** Provided information follows **
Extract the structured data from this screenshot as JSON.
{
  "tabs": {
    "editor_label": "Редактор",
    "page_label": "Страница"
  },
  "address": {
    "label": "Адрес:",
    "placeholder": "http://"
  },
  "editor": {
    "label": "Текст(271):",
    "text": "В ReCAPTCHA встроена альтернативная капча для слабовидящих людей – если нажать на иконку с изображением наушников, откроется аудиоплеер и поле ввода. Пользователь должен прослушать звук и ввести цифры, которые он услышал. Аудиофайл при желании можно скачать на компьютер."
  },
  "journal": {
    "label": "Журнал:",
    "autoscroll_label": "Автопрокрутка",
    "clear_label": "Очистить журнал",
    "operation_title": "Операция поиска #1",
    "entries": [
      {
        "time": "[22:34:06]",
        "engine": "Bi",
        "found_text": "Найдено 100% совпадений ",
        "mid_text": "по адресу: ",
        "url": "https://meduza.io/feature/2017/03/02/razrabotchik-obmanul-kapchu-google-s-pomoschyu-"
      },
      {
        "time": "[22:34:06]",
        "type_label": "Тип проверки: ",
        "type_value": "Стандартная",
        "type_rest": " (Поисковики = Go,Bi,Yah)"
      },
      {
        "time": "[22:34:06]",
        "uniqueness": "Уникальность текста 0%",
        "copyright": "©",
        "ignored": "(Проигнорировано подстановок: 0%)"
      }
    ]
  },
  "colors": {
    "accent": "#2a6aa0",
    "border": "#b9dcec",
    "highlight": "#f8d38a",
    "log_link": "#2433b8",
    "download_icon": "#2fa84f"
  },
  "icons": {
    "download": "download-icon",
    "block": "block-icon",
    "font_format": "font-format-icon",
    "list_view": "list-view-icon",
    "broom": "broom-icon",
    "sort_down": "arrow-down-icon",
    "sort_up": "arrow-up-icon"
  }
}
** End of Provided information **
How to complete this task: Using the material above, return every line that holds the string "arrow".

Response:
    "sort_down": "arrow-down-icon",
    "sort_up": "arrow-up-icon"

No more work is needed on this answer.